Hi, in this bits: 1. Debian Med Bug Squashing Advent Calendar 2011 2. Anniversary of Debian Med 3. Second Debian Med sprint (Southport, 27th-29th January 2012) 4. Mentoring of Month (MoM) 5. DDs who came to Debian because of Debian Med 6. Future plans 7. General lessons learned
1. Debian Med Bug Squashing Advent Calendar 2011
In December last year Thorsten Alteholz has started a nice QA
initiative[1a] which might be interesting for other teams next Advent.
The Debian Med team was able to fix about 70 bugs in this time. Thanks
to Thorsten for this nice piece of motivation and thanks to everybody
who took part in the bug squashing.
2. Anniversary of Debian Med
On Mon, 7 Jan 2002 the Debian Med project was first officially
announced. I submitted a short blog posting[2b] about this and
perhaps you might like to see a long sequence of talks[2c] about
3. Second Debian Med sprint (Southport, 27th-29th January 2012)
In end of January 2012 the Debian Med team has met to the second
sprint[3a]. As last year I would call this a very successfull event and
I would recommend other teams to instanciate such meetings as well.
Feel free to read my more verbose report[3b].
4. Mentoring of Month (MoM)
I have started this project[4a] for the following reasons:
* gather more manpower to the team

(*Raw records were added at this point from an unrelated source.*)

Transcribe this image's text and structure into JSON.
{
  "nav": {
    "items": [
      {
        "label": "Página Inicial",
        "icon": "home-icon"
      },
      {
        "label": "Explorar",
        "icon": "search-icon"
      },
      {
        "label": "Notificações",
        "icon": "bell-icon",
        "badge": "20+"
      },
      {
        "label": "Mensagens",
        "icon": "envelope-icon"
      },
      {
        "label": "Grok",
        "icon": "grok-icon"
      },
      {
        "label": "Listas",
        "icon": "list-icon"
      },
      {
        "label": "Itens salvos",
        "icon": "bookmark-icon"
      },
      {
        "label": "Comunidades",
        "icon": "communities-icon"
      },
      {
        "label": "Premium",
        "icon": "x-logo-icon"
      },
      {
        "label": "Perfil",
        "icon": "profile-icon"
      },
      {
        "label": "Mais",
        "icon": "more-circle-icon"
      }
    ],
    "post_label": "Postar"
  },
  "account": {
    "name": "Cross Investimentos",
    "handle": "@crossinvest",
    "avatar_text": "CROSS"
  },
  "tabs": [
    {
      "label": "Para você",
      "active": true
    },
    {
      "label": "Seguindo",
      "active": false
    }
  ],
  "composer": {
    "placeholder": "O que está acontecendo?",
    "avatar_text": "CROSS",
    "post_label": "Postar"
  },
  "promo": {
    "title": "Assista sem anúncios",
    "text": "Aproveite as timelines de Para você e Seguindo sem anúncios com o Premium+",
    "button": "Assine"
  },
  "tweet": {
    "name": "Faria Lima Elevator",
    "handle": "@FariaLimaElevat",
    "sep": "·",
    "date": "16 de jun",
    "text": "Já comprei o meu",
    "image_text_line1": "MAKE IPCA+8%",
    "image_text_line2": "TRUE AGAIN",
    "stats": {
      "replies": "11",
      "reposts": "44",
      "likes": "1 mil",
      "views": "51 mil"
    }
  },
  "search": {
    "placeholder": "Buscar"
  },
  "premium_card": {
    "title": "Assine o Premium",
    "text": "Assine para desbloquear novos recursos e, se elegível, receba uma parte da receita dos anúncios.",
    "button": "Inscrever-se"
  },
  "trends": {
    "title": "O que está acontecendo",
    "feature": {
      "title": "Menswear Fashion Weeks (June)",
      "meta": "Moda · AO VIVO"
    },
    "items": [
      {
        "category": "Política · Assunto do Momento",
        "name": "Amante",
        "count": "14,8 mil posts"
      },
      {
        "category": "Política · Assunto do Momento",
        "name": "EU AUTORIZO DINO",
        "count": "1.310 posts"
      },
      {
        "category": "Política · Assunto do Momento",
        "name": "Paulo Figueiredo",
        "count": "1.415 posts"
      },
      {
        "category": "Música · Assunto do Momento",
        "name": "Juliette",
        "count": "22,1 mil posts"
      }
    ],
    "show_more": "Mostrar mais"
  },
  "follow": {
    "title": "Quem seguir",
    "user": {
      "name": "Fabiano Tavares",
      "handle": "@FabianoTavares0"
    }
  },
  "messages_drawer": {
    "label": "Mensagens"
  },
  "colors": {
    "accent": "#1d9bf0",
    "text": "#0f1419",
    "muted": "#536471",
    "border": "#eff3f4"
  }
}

* strengthen connections to upstream (which might become MoM students)
* help shy people to become more verbose
* to learn myself about potential problems of people who do not feel fit for
I made a short summary how the first MoM project worked (bottom of [3a]).
5. DDs who came to Debian because of Debian Med
After realising that several members of the Debian Med team finally
became DDs I made a little survey[5a] to find out about their reasons to
become DD / DM. I came to the conclusion that a Blend could be a nice
entry point for people to join Debian because newcomers can identify
themselves with a known topic (the scope of the Blend – in this case
medicine and bioinformatics) first and learn Debian rules in a team with
common interest. This perfectly fits my expectation which I had from
the beginning 10 years ago and I would be very happy if other Blends
would follow this example to be nice, inviting and try to *actively*
ask people for cooperation (see some simple rules which I learned in
this process below). In the teammetrics GSOC project[5b] some graphs
were created[5c] where you can see the level of contribution of these
people (and other team members).
6. Future plans
Currently some heavy work regarding bringing bibliographic references
about packages straight into package information is going on. This
topic is specifically interesting in Biology because programs are
frequently connected to some publication about the methods used inside
the code. This topic is as well relevant to Debian Science and
DebiChem. Thanks to the patient work done by Charles Plessy we now have
about 70 packages featuring debian/upstream files [6a] featuring
bibliographic references and there is ongoing work to move these data to
UDD[6b] to enable further usage. We are in the process of final
polishing the format and finishing scripts for the import. If people
are interested to join this effort this would be the right moment to
raise their hand.
7. General lessons learned
I. Do not let wait anybody who wants to do work.
II. Newcomers are frequently shy – try to invite them kindly and
III. Tell people verbosely about your project – it is astonishing
how less people know and what wrong assumptions they make
about your project.